• [What to do] Across the records that follow, count each line holding "内国法人の申告書", and write only the total.

• [Records for processing]
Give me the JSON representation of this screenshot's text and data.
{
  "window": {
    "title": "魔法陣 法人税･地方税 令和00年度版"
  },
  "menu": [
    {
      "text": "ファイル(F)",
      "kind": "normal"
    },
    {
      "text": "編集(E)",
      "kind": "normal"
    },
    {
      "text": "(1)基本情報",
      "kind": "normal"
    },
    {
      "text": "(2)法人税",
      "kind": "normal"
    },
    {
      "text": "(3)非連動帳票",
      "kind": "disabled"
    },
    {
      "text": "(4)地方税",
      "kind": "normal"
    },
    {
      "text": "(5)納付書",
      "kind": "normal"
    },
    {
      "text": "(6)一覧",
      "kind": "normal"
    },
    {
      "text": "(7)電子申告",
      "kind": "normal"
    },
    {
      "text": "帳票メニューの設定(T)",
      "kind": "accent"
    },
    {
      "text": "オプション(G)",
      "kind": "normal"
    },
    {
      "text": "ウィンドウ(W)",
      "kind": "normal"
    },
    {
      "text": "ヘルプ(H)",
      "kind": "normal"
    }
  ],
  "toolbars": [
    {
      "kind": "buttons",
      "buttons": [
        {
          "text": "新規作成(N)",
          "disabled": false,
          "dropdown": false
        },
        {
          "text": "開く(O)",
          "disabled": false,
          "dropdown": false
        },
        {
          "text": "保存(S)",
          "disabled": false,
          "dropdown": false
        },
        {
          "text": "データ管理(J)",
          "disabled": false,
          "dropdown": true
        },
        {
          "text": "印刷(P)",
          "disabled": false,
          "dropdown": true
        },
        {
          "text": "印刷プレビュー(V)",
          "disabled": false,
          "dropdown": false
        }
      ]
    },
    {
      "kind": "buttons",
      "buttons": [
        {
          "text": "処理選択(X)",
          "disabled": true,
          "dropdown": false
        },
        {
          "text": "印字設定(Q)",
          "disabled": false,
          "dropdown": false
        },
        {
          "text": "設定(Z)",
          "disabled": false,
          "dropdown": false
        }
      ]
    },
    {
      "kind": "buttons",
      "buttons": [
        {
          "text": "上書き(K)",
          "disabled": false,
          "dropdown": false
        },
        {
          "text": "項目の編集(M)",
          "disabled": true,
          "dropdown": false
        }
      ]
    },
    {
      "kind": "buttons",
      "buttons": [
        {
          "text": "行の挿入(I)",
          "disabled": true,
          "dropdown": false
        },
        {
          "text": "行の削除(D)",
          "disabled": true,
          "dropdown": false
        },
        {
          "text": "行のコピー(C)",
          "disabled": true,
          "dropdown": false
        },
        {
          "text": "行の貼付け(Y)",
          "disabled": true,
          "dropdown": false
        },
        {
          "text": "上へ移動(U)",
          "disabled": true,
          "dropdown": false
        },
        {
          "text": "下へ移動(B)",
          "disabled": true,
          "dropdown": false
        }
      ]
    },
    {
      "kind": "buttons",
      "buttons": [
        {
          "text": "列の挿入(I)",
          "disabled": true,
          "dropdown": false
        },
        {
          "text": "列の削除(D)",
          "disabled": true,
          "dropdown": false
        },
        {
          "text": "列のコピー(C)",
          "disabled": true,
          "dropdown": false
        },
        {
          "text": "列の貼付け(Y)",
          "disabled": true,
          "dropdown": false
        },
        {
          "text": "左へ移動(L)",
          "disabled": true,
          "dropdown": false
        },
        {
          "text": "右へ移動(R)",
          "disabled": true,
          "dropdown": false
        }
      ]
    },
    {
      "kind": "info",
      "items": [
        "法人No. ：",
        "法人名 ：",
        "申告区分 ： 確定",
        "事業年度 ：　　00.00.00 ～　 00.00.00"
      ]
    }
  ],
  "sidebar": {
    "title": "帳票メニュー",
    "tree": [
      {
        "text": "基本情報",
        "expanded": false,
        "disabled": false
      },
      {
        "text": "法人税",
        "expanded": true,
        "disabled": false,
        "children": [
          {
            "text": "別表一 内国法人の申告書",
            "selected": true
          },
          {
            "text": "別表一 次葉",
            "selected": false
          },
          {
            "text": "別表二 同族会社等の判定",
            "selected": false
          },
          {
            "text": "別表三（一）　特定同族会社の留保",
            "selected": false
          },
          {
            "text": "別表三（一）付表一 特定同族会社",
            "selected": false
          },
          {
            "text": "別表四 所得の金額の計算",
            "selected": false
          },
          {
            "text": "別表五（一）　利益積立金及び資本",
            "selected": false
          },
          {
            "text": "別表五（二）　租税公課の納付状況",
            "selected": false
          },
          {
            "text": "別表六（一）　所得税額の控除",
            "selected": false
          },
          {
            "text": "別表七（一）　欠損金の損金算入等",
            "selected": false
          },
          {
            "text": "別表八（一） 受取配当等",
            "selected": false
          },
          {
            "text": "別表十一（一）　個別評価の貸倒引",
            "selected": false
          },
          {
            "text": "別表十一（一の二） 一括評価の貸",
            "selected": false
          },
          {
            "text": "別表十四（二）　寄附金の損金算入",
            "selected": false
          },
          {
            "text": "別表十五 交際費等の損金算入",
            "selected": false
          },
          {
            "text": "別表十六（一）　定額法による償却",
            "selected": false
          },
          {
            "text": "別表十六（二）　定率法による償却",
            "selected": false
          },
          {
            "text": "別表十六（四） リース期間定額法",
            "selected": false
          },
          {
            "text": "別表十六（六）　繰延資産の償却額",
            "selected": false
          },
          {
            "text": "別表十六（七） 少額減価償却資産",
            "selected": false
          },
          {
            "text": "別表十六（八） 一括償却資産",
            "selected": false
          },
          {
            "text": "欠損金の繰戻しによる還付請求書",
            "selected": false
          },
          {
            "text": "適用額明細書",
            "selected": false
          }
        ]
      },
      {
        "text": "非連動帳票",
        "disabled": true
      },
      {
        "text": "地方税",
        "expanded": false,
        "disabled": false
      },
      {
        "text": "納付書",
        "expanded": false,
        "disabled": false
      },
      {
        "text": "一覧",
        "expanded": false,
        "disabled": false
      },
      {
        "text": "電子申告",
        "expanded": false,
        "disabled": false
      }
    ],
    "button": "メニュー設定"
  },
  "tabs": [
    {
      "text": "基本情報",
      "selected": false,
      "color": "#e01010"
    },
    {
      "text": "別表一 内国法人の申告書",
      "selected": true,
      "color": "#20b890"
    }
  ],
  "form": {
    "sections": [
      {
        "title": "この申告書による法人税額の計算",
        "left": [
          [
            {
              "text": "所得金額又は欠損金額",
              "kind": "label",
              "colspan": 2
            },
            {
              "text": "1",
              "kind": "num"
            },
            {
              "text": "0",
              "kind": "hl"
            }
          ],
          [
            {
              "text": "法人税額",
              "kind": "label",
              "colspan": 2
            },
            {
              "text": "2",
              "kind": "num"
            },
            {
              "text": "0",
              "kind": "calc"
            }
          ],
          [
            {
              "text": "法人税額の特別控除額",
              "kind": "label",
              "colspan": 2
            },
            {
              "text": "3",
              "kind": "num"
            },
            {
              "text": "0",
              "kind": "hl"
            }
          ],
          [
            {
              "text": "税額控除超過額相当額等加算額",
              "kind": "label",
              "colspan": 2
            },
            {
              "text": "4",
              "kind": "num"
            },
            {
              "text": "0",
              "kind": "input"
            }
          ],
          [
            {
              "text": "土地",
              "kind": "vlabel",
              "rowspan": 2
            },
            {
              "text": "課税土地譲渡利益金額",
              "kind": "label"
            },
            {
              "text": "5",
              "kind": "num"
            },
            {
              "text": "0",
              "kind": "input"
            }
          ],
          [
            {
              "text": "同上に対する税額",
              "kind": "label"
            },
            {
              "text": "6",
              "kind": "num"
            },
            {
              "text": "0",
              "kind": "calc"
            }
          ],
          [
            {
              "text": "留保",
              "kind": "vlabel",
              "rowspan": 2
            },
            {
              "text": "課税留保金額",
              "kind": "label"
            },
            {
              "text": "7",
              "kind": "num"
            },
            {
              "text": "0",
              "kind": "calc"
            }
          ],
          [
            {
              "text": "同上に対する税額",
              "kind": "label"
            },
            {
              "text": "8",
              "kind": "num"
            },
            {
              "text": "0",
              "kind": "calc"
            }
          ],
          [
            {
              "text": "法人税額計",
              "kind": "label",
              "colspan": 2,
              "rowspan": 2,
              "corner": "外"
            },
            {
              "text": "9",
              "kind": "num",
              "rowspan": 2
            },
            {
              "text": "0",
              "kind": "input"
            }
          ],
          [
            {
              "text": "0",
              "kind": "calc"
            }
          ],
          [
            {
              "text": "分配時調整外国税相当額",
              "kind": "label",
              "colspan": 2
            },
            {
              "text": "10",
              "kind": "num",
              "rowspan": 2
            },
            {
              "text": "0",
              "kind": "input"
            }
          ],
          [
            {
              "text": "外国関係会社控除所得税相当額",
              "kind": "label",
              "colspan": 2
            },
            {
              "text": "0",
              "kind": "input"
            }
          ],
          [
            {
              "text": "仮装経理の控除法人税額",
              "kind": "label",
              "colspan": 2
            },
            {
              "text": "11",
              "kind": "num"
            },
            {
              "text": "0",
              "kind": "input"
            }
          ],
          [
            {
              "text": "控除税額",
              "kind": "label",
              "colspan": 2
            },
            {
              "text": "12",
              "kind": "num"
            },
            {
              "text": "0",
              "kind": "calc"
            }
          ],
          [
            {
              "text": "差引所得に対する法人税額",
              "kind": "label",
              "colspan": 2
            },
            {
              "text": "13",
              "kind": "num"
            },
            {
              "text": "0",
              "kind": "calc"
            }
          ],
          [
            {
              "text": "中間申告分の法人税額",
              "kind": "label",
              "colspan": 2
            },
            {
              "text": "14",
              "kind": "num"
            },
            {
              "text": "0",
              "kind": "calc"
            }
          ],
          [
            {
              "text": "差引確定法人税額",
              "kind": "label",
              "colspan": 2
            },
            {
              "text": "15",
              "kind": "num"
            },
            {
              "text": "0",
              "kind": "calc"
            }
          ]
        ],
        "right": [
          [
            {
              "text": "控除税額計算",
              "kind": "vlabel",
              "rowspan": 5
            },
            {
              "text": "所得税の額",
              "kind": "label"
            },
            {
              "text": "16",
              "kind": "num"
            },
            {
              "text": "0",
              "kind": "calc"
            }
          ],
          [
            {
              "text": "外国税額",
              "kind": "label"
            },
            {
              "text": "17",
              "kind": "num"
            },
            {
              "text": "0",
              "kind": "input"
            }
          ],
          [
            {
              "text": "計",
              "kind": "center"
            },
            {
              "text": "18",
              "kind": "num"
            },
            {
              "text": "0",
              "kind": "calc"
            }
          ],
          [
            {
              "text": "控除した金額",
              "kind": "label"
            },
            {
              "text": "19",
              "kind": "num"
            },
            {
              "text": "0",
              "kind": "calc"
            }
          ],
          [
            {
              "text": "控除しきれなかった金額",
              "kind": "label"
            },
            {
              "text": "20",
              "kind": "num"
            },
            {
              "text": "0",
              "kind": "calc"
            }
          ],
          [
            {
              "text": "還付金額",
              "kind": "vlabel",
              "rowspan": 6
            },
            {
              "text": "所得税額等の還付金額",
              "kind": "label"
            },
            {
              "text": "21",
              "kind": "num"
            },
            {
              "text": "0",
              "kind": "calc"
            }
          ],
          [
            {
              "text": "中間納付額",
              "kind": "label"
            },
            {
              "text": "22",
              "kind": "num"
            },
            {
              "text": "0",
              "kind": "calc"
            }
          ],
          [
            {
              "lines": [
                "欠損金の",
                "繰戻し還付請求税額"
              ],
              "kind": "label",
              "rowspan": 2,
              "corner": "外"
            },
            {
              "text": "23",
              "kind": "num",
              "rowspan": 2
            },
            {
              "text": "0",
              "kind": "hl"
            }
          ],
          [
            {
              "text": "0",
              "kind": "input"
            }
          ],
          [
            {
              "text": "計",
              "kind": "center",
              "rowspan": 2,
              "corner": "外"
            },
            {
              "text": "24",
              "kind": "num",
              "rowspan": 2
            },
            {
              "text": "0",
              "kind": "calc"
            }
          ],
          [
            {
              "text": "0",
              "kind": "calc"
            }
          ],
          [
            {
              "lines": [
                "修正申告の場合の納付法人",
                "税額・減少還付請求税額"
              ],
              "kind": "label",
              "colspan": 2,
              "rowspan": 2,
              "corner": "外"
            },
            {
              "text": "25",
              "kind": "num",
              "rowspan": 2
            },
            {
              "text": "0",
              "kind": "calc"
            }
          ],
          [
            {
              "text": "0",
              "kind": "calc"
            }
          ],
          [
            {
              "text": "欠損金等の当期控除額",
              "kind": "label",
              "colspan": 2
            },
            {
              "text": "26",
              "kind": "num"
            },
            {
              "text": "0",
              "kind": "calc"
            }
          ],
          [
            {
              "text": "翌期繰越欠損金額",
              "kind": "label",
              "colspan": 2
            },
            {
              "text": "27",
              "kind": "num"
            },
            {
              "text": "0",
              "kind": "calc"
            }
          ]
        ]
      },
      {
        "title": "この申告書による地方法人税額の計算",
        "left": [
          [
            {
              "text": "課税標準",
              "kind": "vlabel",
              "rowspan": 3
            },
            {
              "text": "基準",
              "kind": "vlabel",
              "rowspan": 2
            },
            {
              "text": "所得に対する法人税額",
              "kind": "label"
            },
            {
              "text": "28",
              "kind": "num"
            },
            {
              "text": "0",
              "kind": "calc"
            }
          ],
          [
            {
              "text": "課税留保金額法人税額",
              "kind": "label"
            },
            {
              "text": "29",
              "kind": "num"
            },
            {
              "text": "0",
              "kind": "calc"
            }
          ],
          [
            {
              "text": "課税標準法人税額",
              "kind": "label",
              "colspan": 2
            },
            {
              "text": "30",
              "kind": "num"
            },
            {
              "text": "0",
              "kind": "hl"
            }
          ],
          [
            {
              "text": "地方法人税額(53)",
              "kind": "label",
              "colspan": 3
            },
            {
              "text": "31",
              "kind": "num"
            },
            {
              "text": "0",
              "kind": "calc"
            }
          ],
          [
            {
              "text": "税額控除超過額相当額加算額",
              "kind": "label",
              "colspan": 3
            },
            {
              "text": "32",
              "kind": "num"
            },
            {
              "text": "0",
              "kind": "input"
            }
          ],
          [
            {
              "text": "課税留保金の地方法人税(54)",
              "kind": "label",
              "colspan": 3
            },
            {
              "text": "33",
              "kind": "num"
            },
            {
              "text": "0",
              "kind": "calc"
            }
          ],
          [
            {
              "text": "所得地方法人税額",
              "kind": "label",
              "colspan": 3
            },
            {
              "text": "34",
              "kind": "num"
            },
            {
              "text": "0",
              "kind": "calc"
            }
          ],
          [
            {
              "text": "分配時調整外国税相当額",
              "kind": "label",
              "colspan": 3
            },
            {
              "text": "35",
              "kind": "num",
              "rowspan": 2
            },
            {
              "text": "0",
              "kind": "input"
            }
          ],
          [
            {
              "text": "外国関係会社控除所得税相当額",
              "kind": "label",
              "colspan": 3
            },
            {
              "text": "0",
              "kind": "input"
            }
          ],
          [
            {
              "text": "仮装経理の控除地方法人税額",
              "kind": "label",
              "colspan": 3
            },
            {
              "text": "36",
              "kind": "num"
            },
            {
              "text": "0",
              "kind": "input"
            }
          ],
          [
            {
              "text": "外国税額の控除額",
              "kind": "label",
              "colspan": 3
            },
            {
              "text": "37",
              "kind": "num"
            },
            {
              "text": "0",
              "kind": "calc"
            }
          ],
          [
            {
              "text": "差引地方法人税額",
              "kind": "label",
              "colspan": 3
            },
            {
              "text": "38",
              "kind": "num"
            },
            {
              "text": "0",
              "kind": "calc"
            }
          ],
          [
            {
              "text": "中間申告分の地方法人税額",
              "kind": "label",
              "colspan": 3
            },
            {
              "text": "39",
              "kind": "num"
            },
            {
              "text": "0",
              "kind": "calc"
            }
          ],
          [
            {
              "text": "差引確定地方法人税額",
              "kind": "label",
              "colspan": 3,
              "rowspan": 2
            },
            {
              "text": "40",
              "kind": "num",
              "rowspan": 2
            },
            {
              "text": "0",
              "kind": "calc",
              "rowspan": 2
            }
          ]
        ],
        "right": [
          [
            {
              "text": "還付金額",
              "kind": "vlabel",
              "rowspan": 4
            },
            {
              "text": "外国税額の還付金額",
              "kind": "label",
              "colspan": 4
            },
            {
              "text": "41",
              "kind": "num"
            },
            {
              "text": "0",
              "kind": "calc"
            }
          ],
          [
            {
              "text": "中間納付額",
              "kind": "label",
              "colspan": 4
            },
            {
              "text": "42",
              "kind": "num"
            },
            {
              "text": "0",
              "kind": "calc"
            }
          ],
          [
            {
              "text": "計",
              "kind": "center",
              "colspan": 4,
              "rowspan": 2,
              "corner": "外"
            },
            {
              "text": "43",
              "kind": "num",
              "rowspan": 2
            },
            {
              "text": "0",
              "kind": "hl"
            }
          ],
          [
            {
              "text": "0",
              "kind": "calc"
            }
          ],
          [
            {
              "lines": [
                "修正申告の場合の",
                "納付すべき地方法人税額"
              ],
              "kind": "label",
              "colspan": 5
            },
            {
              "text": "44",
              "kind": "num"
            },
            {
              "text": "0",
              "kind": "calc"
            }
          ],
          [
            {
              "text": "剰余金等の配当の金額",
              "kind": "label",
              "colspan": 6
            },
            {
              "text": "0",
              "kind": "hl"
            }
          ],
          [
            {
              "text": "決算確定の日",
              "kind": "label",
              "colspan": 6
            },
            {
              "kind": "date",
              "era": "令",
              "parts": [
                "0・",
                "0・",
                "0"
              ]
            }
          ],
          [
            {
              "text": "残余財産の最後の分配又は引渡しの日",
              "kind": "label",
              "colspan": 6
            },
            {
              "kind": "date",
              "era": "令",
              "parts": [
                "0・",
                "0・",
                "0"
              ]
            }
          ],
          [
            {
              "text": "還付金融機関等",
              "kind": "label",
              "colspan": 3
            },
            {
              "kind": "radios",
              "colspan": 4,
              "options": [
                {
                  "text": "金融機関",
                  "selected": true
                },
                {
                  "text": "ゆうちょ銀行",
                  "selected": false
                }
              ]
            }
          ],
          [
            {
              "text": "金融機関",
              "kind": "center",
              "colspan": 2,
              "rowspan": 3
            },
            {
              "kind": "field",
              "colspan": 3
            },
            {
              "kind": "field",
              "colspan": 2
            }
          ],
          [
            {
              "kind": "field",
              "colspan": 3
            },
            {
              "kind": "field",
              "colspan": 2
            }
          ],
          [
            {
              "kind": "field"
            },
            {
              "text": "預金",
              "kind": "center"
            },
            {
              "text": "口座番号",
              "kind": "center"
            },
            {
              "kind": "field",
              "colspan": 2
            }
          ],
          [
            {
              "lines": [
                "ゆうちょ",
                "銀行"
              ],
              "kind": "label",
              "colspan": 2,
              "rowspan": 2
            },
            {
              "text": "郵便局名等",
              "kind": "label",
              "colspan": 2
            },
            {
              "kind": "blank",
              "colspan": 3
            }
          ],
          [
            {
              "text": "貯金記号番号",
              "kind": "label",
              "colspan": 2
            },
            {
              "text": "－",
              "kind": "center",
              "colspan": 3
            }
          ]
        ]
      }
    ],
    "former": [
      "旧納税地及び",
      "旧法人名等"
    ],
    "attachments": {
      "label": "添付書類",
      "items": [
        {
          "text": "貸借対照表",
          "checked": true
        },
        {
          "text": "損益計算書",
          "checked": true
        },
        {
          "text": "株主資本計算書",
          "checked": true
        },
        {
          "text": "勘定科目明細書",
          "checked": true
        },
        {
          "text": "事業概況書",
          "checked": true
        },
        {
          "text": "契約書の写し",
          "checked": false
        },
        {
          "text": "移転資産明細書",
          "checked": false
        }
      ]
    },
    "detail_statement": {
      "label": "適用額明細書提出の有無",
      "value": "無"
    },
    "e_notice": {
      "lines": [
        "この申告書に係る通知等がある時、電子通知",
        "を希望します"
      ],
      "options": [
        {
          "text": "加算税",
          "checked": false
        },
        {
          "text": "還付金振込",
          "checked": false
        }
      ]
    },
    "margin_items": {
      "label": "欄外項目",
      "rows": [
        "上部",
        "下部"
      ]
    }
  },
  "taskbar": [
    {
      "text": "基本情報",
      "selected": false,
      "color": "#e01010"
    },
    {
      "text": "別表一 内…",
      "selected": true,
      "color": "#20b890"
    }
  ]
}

• [The answer] 2